Global debate over the impact of algorithms and search on shaping political opinions has increased following dramatic election results in Europe and the US. Powerful images of the Internet enabling access to a global treasure trove of information have shifted to worries over whether those who use search engines and social media are being fed inaccurate, false, or politically targeted information that distorts public opinion. There are serious questions over whether biases embedded in the algorithms that drive search engines and social media have major political consequences, such as creating filter bubbles or echo chambers. For example, do search engines and social media provide people with information that aligns with their beliefs and opinions or do they challenge them to consider countervailing perspectives? Most generally, the predominant concern is do these media have a major impact on public opinion and political viewpoints, and if so, for the better or worse.
According to John Launchbury, director of DARPA’s Information Innovation Office, the development of artificial intelligence is progressing in three waves: handcrafted knowledge, statistical learning and contextual adaptation. In the below video, Launchbury explains his theory. From the YouTube description:
John Launchbury … attempts to demystify AI–what it can do, what it can’t do, and where it is headed. Through a discussion of the “three waves of AI” and the capabilities required for AI to reach its full potential, John provides analytical context to help understand the roles AI already has played, does play now, and could play in the future.
The video is a companion communication for Launchbury’s stack, A DARPA Perspective on Artificial Intelligence. Recommended. — Joe

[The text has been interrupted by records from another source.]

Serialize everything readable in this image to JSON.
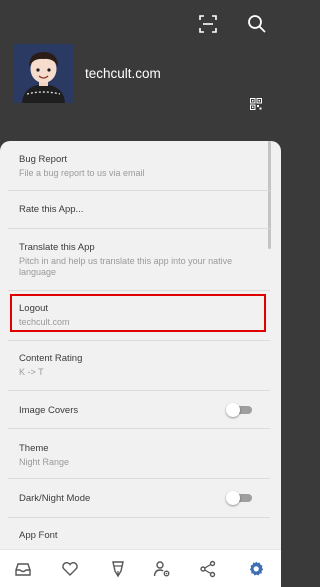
{
  "header": {
    "username": "techcult.com",
    "icons": [
      "scan-icon",
      "search-icon",
      "qr-code-icon"
    ]
  },
  "settings": {
    "bug_report": {
      "title": "Bug Report",
      "subtitle": "File a bug report to us via email"
    },
    "rate_app": {
      "title": "Rate this App..."
    },
    "translate": {
      "title": "Translate this App",
      "subtitle": "Pitch in and help us translate this app into your native language"
    },
    "logout": {
      "title": "Logout",
      "subtitle": "techcult.com"
    },
    "content_rating": {
      "title": "Content Rating",
      "subtitle": "K -> T"
    },
    "image_covers": {
      "title": "Image Covers",
      "enabled": false
    },
    "theme": {
      "title": "Theme",
      "subtitle": "Night Range"
    },
    "dark_mode": {
      "title": "Dark/Night Mode",
      "enabled": false
    },
    "app_font": {
      "title": "App Font"
    }
  },
  "bottom_nav": {
    "items": [
      "library-icon",
      "favorites-icon",
      "write-icon",
      "profile-settings-icon",
      "share-icon",
      "settings-icon"
    ],
    "active": "settings-icon",
    "active_color": "#3f6fb3"
  },
  "colors": {
    "header_bg": "#3a3a3a",
    "panel_bg": "#f1f1f1",
    "highlight": "#e10000"
  }
}
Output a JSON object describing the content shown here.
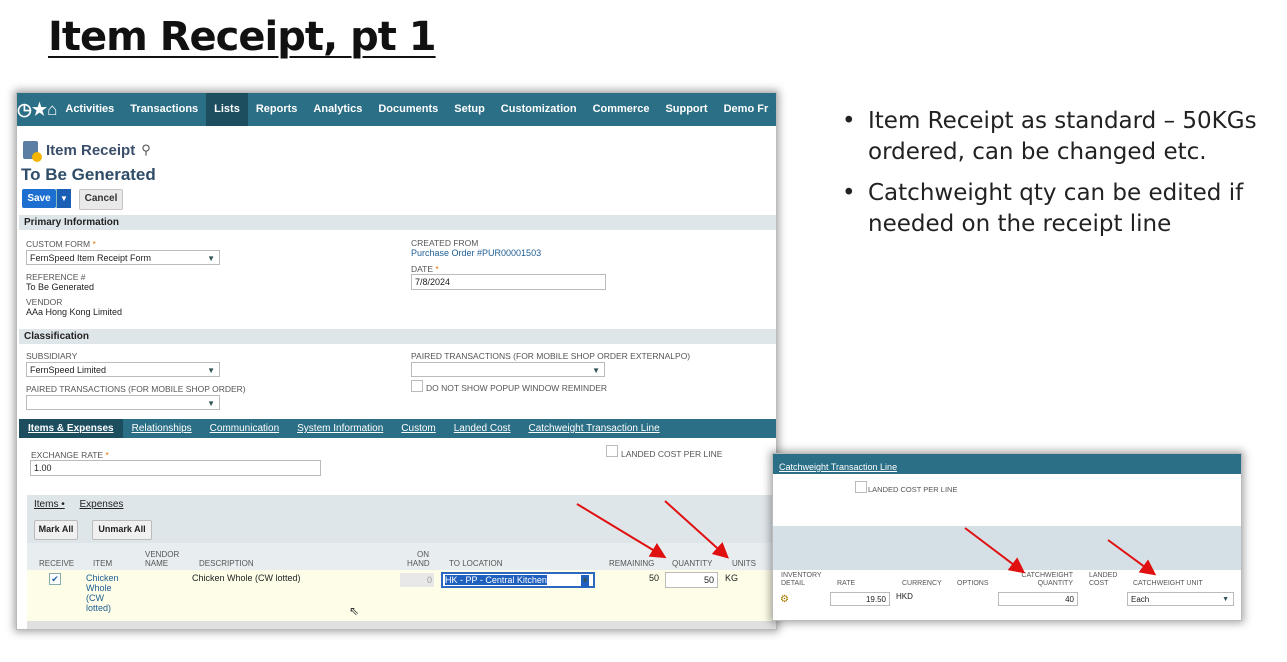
{
  "slide": {
    "title": "Item Receipt, pt 1",
    "bullets": [
      "Item Receipt as standard – 50KGs ordered, can be changed etc.",
      "Catchweight qty can be edited if needed on the receipt line"
    ]
  },
  "nav": {
    "items": [
      "Activities",
      "Transactions",
      "Lists",
      "Reports",
      "Analytics",
      "Documents",
      "Setup",
      "Customization",
      "Commerce",
      "Support",
      "Demo Fr"
    ],
    "active": "Lists"
  },
  "record": {
    "type": "Item Receipt",
    "title": "To Be Generated",
    "save_label": "Save",
    "cancel_label": "Cancel"
  },
  "primary": {
    "section": "Primary Information",
    "custom_form_label": "CUSTOM FORM",
    "custom_form_value": "FernSpeed Item Receipt Form",
    "reference_label": "REFERENCE #",
    "reference_value": "To Be Generated",
    "vendor_label": "VENDOR",
    "vendor_value": "AAa Hong Kong Limited",
    "created_from_label": "CREATED FROM",
    "created_from_value": "Purchase Order #PUR00001503",
    "date_label": "DATE",
    "date_value": "7/8/2024"
  },
  "classification": {
    "section": "Classification",
    "subsidiary_label": "SUBSIDIARY",
    "subsidiary_value": "FernSpeed Limited",
    "paired_label": "PAIRED TRANSACTIONS (FOR MOBILE SHOP ORDER)",
    "paired_ext_label": "PAIRED TRANSACTIONS (FOR MOBILE SHOP ORDER EXTERNALPO)",
    "no_popup_label": "DO NOT SHOW POPUP WINDOW REMINDER"
  },
  "tabs": [
    "Items & Expenses",
    "Relationships",
    "Communication",
    "System Information",
    "Custom",
    "Landed Cost",
    "Catchweight Transaction Line"
  ],
  "items_expenses": {
    "exchange_rate_label": "EXCHANGE RATE",
    "exchange_rate_value": "1.00",
    "landed_cost_label": "LANDED COST PER LINE",
    "subtabs": [
      "Items •",
      "Expenses"
    ],
    "mark_all": "Mark All",
    "unmark_all": "Unmark All",
    "columns": [
      "RECEIVE",
      "ITEM",
      "VENDOR NAME",
      "DESCRIPTION",
      "ON HAND",
      "TO LOCATION",
      "REMAINING",
      "QUANTITY",
      "UNITS"
    ],
    "row": {
      "receive": "✔",
      "item": "Chicken Whole (CW lotted)",
      "description": "Chicken Whole (CW lotted)",
      "on_hand": "0",
      "to_location": "HK - PP - Central Kitchen",
      "remaining": "50",
      "quantity": "50",
      "units": "KG"
    }
  },
  "catchweight": {
    "header": "Catchweight Transaction Line",
    "landed_cost_label": "LANDED COST PER LINE",
    "columns": [
      "INVENTORY DETAIL",
      "RATE",
      "CURRENCY",
      "OPTIONS",
      "CATCHWEIGHT QUANTITY",
      "LANDED COST",
      "CATCHWEIGHT UNIT"
    ],
    "rate": "19.50",
    "currency": "HKD",
    "cw_quantity": "40",
    "cw_unit": "Each"
  },
  "colors": {
    "nav": "#2b6f86",
    "save": "#1c6fd1",
    "arrow": "#e01010"
  }
}
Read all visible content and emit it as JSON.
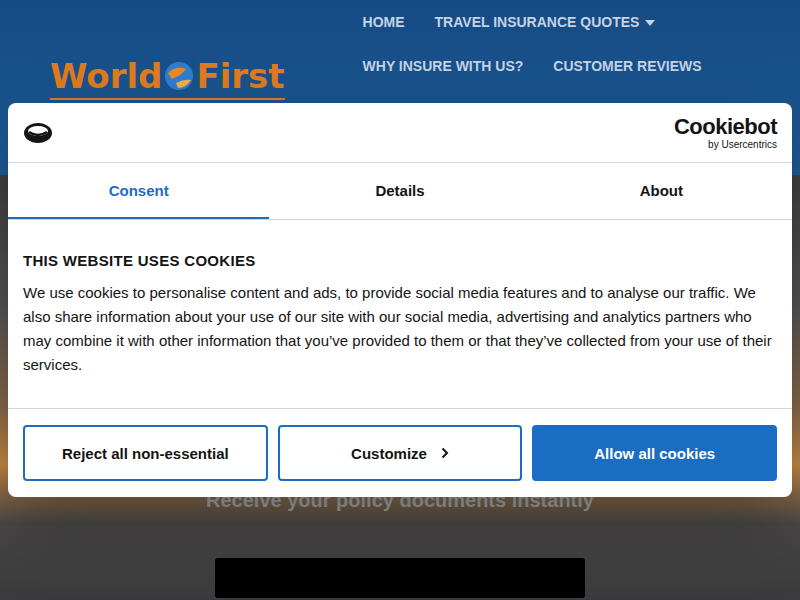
{
  "site": {
    "logo": {
      "left": "World",
      "right": "First"
    },
    "nav": [
      {
        "label": "HOME",
        "dropdown": false
      },
      {
        "label": "TRAVEL INSURANCE QUOTES",
        "dropdown": true
      },
      {
        "label": "WHY INSURE WITH US?",
        "dropdown": false
      },
      {
        "label": "CUSTOMER REVIEWS",
        "dropdown": false
      }
    ],
    "hero_text": "Receive your policy documents instantly"
  },
  "cookie_dialog": {
    "brand": {
      "name": "Cookiebot",
      "sub": "by Usercentrics"
    },
    "tabs": [
      {
        "label": "Consent",
        "selected": true
      },
      {
        "label": "Details",
        "selected": false
      },
      {
        "label": "About",
        "selected": false
      }
    ],
    "title": "THIS WEBSITE USES COOKIES",
    "body": "We use cookies to personalise content and ads, to provide social media features and to analyse our traffic. We also share information about your use of our site with our social media, advertising and analytics partners who may combine it with other information that you’ve provided to them or that they’ve collected from your use of their services.",
    "buttons": [
      {
        "label": "Reject all non-essential",
        "kind": "outline",
        "chevron": false
      },
      {
        "label": "Customize",
        "kind": "outline",
        "chevron": true
      },
      {
        "label": "Allow all cookies",
        "kind": "primary",
        "chevron": false
      }
    ]
  }
}
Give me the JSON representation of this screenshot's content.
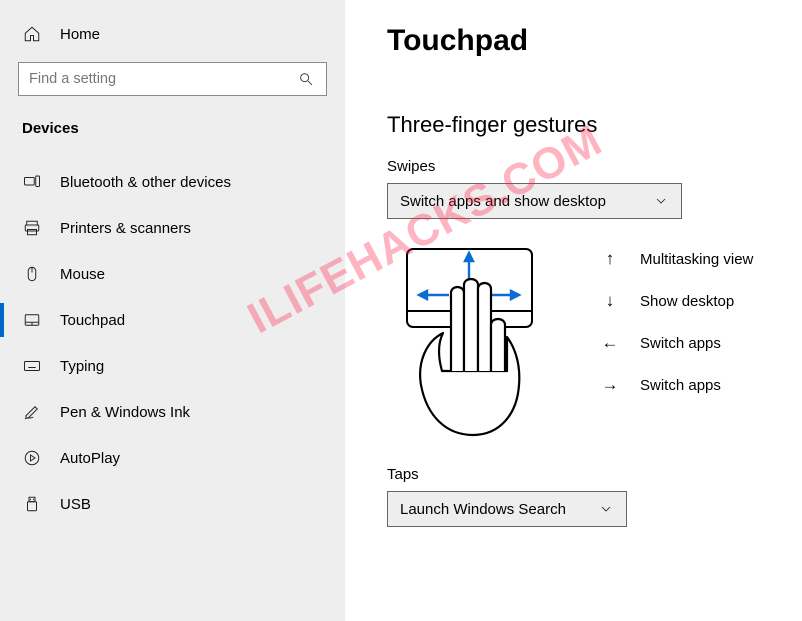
{
  "sidebar": {
    "home": "Home",
    "search_placeholder": "Find a setting",
    "section": "Devices",
    "items": [
      {
        "label": "Bluetooth & other devices"
      },
      {
        "label": "Printers & scanners"
      },
      {
        "label": "Mouse"
      },
      {
        "label": "Touchpad"
      },
      {
        "label": "Typing"
      },
      {
        "label": "Pen & Windows Ink"
      },
      {
        "label": "AutoPlay"
      },
      {
        "label": "USB"
      }
    ]
  },
  "main": {
    "title": "Touchpad",
    "section": "Three-finger gestures",
    "swipes_label": "Swipes",
    "swipes_value": "Switch apps and show desktop",
    "legend": {
      "up": "Multitasking view",
      "down": "Show desktop",
      "left": "Switch apps",
      "right": "Switch apps"
    },
    "taps_label": "Taps",
    "taps_value": "Launch Windows Search"
  },
  "watermark": "ILIFEHACKS.COM"
}
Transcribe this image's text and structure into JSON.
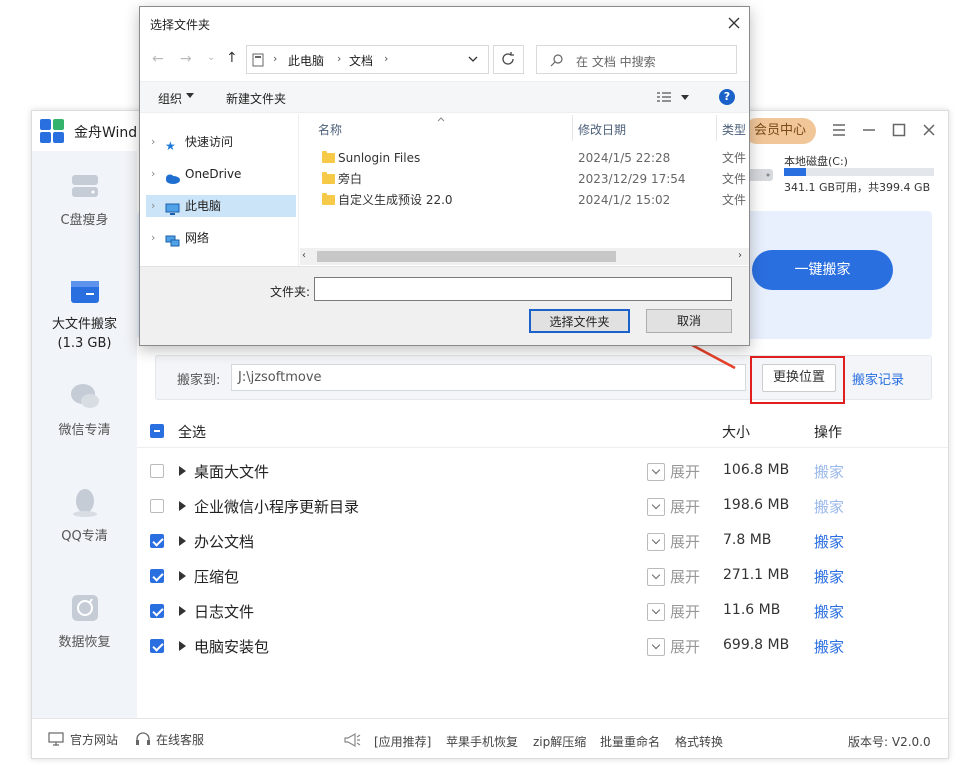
{
  "app": {
    "title": "金舟Wind",
    "member_button": "会员中心",
    "disk": {
      "name": "本地磁盘(C:)",
      "usage": "341.1 GB可用，共399.4 GB",
      "used_fraction": 0.146
    },
    "one_click_move": "一键搬家",
    "sidebar": [
      {
        "label": "C盘瘦身"
      },
      {
        "label": "大文件搬家",
        "sub": "(1.3 GB)"
      },
      {
        "label": "微信专清"
      },
      {
        "label": "QQ专清"
      },
      {
        "label": "数据恢复"
      }
    ],
    "move_to_label": "搬家到:",
    "move_to_path": "J:\\jzsoftmove",
    "change_location": "更换位置",
    "move_history": "搬家记录",
    "header": {
      "select_all": "全选",
      "size": "大小",
      "action": "操作"
    },
    "expand_label": "展开",
    "action_label": "搬家",
    "rows": [
      {
        "name": "桌面大文件",
        "size": "106.8 MB",
        "checked": false
      },
      {
        "name": "企业微信小程序更新目录",
        "size": "198.6 MB",
        "checked": false
      },
      {
        "name": "办公文档",
        "size": "7.8 MB",
        "checked": true
      },
      {
        "name": "压缩包",
        "size": "271.1 MB",
        "checked": true
      },
      {
        "name": "日志文件",
        "size": "11.6 MB",
        "checked": true
      },
      {
        "name": "电脑安装包",
        "size": "699.8 MB",
        "checked": true
      }
    ],
    "footer": {
      "website": "官方网站",
      "support": "在线客服",
      "recommend": "[应用推荐]",
      "links": [
        "苹果手机恢复",
        "zip解压缩",
        "批量重命名",
        "格式转换"
      ],
      "version": "版本号: V2.0.0"
    }
  },
  "dialog": {
    "title": "选择文件夹",
    "breadcrumb": [
      "此电脑",
      "文档"
    ],
    "search_placeholder": "在 文档 中搜索",
    "organize": "组织",
    "new_folder": "新建文件夹",
    "nav": [
      "快速访问",
      "OneDrive",
      "此电脑",
      "网络"
    ],
    "columns": {
      "name": "名称",
      "modified": "修改日期",
      "type": "类型"
    },
    "files": [
      {
        "name": "Sunlogin Files",
        "date": "2024/1/5 22:28",
        "type": "文件"
      },
      {
        "name": "旁白",
        "date": "2023/12/29 17:54",
        "type": "文件"
      },
      {
        "name": "自定义生成预设 22.0",
        "date": "2024/1/2 15:02",
        "type": "文件"
      }
    ],
    "folder_label": "文件夹:",
    "folder_value": "",
    "select_button": "选择文件夹",
    "cancel_button": "取消"
  },
  "colors": {
    "accent": "#2a6fe0",
    "member_bg": "#f1c79a",
    "highlight": "#e02020",
    "arrow": "#e8402a"
  }
}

Hat tip Stephen Abram’s blog post for Pew Research Center’s Internet & American Life Project’s Books, libraries, and the changing digital landscape stack that was presented by Kathryn Zickuhr. — Joe